[Website and app data records]

·····

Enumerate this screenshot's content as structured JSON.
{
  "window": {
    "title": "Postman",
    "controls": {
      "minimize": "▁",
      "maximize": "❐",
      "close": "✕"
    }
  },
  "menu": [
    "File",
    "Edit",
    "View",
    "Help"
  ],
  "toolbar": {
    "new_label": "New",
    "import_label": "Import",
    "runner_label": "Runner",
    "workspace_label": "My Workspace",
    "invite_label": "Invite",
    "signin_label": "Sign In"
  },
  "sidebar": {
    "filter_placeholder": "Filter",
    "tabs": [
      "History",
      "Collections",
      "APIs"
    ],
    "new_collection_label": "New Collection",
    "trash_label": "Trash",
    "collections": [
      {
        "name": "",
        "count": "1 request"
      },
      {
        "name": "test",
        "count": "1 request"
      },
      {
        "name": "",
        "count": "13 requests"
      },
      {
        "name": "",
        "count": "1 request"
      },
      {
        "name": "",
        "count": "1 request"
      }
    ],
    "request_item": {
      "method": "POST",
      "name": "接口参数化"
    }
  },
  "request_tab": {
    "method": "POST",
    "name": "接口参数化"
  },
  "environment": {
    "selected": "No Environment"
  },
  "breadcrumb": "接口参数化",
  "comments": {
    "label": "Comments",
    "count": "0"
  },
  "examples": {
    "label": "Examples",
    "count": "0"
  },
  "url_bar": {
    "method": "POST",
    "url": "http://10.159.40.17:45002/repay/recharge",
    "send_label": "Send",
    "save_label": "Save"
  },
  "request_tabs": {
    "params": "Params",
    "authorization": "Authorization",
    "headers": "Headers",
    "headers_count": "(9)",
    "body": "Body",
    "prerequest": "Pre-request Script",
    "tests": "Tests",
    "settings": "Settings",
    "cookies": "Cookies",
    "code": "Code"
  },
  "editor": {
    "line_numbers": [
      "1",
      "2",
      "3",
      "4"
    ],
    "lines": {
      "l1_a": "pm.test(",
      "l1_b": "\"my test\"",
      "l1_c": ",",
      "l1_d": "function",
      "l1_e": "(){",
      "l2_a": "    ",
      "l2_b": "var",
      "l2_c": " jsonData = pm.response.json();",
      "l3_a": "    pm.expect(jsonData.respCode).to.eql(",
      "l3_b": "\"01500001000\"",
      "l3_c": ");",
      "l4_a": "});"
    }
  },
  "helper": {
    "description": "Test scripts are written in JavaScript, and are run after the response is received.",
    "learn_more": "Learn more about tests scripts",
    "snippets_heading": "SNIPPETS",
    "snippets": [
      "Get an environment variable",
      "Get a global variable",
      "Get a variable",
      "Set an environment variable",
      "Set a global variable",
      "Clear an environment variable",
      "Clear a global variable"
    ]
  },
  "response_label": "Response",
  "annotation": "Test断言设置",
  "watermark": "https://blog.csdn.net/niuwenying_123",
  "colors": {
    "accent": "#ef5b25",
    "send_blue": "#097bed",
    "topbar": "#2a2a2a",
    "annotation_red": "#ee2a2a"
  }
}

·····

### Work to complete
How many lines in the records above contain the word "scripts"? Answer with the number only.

### Answer
2